Timing is everything. You have heard that before because it is true. As we turned 60 this year at Len’s Cove, we realize that we are judged far more on what we did yesterday than the accumulation of many great boating, boat sales, friendships and relationships that have happened over the years. We are blessed to have an amazing team that cares and reviews that are almost always 5 Star. However, we need to think about those few that aren't 5/5 if we are going to make it another 60 years. We reflect on that here.
Think about your typical experience with a business. Most of the time (not always), when you are starting out working with a company, there is a flurry of activity right at the beginning. Many phones calls, emails, meetings, discussions ensue and you are service heavily in the start. That is similar in all relationships (business and personal). Those first few dates with a new girl or boyfriend are intense and full of effort. You could call it the “courting” stage of business.

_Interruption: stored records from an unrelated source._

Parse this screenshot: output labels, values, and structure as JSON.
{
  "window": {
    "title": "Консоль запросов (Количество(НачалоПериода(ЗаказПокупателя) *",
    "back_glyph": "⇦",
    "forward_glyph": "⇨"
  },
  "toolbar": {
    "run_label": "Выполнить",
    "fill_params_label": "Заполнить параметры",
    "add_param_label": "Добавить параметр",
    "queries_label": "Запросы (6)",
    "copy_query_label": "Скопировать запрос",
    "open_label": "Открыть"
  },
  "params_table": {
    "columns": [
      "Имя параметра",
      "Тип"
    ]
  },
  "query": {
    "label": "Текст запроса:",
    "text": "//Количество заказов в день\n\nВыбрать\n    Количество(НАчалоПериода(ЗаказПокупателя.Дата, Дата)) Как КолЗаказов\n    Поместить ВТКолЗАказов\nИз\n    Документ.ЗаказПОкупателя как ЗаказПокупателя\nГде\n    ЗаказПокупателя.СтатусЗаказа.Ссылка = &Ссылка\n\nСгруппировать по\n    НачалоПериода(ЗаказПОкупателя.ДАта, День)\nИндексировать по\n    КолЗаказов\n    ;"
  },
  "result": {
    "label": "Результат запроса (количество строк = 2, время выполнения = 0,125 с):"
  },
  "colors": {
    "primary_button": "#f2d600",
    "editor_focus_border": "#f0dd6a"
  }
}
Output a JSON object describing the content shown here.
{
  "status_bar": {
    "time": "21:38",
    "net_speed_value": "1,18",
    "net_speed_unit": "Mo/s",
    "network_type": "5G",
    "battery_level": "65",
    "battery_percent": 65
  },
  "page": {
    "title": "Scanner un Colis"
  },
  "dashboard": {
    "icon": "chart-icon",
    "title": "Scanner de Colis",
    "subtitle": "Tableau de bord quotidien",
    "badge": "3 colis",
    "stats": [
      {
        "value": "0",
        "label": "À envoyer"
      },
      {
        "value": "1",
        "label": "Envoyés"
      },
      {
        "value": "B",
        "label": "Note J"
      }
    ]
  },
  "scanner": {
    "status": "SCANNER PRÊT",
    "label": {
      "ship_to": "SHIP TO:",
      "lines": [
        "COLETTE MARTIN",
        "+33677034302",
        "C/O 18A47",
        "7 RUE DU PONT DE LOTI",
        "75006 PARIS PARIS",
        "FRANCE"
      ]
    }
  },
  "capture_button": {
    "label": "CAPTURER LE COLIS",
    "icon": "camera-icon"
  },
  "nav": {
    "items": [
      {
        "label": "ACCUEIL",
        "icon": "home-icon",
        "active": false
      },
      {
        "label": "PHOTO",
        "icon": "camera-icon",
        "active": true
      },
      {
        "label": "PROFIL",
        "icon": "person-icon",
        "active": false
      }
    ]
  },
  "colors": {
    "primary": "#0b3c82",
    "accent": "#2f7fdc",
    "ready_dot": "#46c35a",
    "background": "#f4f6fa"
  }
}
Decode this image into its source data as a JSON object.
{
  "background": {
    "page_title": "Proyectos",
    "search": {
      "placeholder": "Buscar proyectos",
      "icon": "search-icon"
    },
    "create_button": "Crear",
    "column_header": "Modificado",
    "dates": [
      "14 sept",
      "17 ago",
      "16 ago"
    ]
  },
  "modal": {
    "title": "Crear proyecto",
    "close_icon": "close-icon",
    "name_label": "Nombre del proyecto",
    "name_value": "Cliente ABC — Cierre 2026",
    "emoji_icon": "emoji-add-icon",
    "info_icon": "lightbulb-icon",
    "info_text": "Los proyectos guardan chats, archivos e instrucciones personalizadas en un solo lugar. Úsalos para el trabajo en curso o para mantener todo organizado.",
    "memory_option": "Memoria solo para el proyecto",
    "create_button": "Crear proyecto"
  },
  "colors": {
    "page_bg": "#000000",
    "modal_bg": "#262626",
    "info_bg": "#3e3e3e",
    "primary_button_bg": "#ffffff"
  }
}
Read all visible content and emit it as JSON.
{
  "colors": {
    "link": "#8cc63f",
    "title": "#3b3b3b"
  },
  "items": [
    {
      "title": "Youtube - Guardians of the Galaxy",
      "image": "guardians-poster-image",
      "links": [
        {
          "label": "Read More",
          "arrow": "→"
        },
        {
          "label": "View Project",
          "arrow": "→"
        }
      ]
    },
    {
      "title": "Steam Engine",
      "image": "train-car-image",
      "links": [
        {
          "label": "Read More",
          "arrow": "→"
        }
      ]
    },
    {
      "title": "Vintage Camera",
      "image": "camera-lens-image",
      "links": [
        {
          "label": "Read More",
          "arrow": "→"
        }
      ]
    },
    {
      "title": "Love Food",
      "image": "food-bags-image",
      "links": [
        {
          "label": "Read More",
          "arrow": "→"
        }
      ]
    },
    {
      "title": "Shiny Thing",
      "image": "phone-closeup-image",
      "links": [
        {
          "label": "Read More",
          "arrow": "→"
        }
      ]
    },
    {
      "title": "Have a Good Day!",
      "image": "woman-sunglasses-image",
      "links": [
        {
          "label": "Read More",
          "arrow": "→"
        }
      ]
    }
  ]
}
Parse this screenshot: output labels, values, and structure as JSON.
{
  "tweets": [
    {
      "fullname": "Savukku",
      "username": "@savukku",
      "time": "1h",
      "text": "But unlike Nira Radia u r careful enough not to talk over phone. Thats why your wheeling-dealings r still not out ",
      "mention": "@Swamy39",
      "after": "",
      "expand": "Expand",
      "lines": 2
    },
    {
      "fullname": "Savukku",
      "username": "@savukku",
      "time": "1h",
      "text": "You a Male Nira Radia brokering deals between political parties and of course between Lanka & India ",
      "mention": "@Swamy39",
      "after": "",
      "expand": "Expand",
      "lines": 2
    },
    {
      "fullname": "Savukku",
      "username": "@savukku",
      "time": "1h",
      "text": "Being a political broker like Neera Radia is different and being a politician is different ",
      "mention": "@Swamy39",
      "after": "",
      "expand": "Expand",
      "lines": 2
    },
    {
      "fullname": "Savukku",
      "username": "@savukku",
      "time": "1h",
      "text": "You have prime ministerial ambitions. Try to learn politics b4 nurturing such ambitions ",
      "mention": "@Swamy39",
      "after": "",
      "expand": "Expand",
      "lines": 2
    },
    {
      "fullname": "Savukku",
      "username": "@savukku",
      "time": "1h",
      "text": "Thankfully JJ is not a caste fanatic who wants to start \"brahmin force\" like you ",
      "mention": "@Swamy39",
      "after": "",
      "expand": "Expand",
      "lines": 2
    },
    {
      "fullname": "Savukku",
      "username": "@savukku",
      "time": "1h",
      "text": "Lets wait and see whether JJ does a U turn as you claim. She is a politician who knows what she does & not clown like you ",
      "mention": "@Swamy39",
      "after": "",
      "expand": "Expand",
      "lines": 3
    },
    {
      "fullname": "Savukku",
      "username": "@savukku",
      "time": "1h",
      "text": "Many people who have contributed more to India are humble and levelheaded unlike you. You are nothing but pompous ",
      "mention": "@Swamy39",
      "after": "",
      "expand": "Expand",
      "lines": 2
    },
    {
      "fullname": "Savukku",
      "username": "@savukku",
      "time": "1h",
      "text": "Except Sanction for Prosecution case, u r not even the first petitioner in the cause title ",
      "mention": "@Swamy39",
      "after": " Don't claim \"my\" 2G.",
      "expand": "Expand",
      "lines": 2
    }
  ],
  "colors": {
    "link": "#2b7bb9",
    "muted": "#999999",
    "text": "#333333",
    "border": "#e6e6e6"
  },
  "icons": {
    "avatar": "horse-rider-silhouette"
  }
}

After you decide to proceed with any company, the activity level and service attention drops a level. This middle period where you are working with each other, and there is service, yet not to the same level as the beginning phase. We are used to it, and in many ways accept it as the normal. We see it personally as well. After you have been friends for a while, or after you have been with a significant other, you give less effort or “service” to that relationship.
That works out ok for a while, until there is a bump in the road. If something goes wrong in the service, or there is a period of time you feel neglected, you look back and reflect on the beginning and think to yourself, “they sure don’t treat me like they did at the start of this relationship”. Then bitterness can grow if it isn’t corrected, and in some cases, you may decide to end the relationship (either business or personal). If the other party doesn’t want that, then all of the sudden the activity and service rises to win you back, and convince you to stay. It happens all the time in friends, lovers, business relationships, etc. Ever notice that reviews of restaurants, hotels, etc., are often over represented by things that happened at the end of the service (both good and bad).
We see this in death as well. When the end is near, we reach out to love ones, we make an effort, we try and finish off loose ends and increase the service level. This happens both to the person dying and the people left behind. We look back at “the middle” and think to ourselves, “I could have done better”. Whether you could have been a better friend, parent, partner, or business associate, we see the loss ahead as a call to action to right the wrongs of the past.
This happens so often, I expect you know what I am talking about, and have probably been at both the receiving and giving end of being too lax in the middle. I know I have personally, and we have as an organization do from time to time.
The big question is, how do we break that cycle? How do we find the awareness to give more attention to the middle times…..the longest and arguably the most important time in a relationship, so we aren’t faced with over compensating towards the end? I don’t know that I have any concrete solutions to this conundrum. I do have the awareness that it is important, if not critical to our flourishing for another 60 years. We also have a depth of great people that I can challenge to help find creative solutions.
Lastly, as we progress towards a slightly quieter time in the marine business, we have some time to work at. My commitment to you our very valuable customer, and personally to those I care about, is to make that our focus. We will make the middle an even more enjoyable experience so that we never have to worry about scrambling at the end.